Ultimately, product data from this platform can help feed listings found in Google Shopping and other advertising-related services from the search engine.
As detailed in coverage from Marketing Land, a new analytics dashboard in Manufacturer Center provides reporting on product visibility that hasn’t been available before.
For example, they’ll learn how many times their products appear on Google within a given time frame and how many times shoppers click on their products versus competing products in their category.
The interest in leveraging e-commerce solutions, as a mechanism for improving profitability and managing brand, has become of growing interest for B2B marketers. In fact, a report, released last year, predicted that the global B2B e-commerce industry will reach $6.7 trillion in 2020.
Manufacturer Center provides insight into the type of product information and specifications Google in particular finds of impact in product listings for B2B manufacturers.
Unfortunately, this platform is only open to a select group of manufacturers right now, but additional details, including feed specifications and program requirements, can be reviewed for those yet to be invited but interested in the potential opportunity.
Google Algorithm Updates
Aside from “Mobilegeddon”, there were four additional updates of impact made to the Google Search Algorithms, this past year. Moz has an easy-to-read timeline which details each update and provides references for site owners and publishers.
Search Engine Journal goes even further, publishing a quick summary of each update (including Mobilegeddon), the potential impact, and associated recommendations.
While its worth reviewing both references and each update, RankBrain is the other algorithm update B2B marketers will probably hear most about (unless you were adversely impacted by one of the others of course).
As detailed by The SEM Post:
RankBrain is an artificial intelligence Google is using in order to serve better search results, particularly for the 15% of daily search queries that Google has never seen before.
Per Search Engine Journal column above:
The biggest impact of the algorithm change is an upside for users.
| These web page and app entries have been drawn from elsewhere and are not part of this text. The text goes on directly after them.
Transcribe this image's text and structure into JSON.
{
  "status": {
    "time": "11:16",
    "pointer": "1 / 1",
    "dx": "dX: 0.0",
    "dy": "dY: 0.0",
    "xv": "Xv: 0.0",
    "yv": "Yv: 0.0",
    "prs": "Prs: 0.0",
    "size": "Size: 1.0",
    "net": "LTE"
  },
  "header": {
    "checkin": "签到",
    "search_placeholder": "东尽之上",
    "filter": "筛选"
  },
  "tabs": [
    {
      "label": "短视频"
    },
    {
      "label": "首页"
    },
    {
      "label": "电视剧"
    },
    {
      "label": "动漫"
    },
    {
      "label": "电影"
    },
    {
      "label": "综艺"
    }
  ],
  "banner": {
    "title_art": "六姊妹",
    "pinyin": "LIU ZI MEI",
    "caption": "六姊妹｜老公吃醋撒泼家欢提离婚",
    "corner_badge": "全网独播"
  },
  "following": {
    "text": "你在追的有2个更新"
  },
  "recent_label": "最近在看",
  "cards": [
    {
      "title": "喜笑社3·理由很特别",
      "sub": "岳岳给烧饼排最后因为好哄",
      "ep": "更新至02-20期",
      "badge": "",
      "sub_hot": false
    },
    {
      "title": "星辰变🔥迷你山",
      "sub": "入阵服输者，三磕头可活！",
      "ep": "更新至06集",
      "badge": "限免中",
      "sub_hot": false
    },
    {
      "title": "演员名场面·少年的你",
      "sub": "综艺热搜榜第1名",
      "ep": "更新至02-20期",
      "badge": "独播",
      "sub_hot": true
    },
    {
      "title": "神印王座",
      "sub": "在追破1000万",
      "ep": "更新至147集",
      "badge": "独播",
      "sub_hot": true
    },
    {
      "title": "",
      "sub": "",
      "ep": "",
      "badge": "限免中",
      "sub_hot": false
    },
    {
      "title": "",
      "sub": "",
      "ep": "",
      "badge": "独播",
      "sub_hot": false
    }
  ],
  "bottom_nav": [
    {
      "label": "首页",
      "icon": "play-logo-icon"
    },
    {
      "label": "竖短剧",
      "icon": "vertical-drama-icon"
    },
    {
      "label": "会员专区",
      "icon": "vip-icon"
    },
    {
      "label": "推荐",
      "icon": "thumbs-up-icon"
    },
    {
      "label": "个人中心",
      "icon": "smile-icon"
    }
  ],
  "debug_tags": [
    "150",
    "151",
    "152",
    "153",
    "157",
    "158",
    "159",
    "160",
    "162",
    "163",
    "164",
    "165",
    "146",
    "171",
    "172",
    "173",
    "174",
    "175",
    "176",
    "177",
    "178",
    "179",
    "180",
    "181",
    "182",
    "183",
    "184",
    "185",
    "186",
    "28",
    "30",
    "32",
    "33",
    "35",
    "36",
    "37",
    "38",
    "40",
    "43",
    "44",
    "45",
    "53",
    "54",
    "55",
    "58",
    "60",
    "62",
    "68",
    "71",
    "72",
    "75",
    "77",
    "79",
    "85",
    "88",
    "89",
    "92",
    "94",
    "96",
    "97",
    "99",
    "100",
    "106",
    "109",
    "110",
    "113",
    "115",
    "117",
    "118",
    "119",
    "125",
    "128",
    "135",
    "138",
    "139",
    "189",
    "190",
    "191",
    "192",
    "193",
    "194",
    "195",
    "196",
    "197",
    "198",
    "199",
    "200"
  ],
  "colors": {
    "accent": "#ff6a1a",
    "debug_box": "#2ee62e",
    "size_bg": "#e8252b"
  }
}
Users who input ambiguous or more natural human language queries can expect to get more relevant results.
The good news is that even though RankBrain may have impacted as much as 15% of existing queries (and much more ongoing), and is the third most important ranking signal (per Bloomberg article), its impact is more specific to search moving forward and improving the results for evolving types of search engine queries.
Google Webmaster Tools Name Change
No, this isn’t really a seriously significant update but I’m sure B2B marketers will see references to both naming conventions for quite some time :-).
Why the change?
Google indicated that it wanted all of the hobbyists, small business owners, SEO experts, marketers, programmers, designers, app developers, and, of course, webmasters to feel like they were all being adequately recognized for their efforts.
Did We Miss Anything?
What do you think? Did we miss something significant that was also worth mentioning? I would love to hear your feedback and answer questions via comments below.
Don’t forget to check out our post from late 2014, which highlighted many other changes Google made previously that may an impact in your B2B online marketing endeavors as well.
Best wishes in your online marketing endeavors this year and beyond!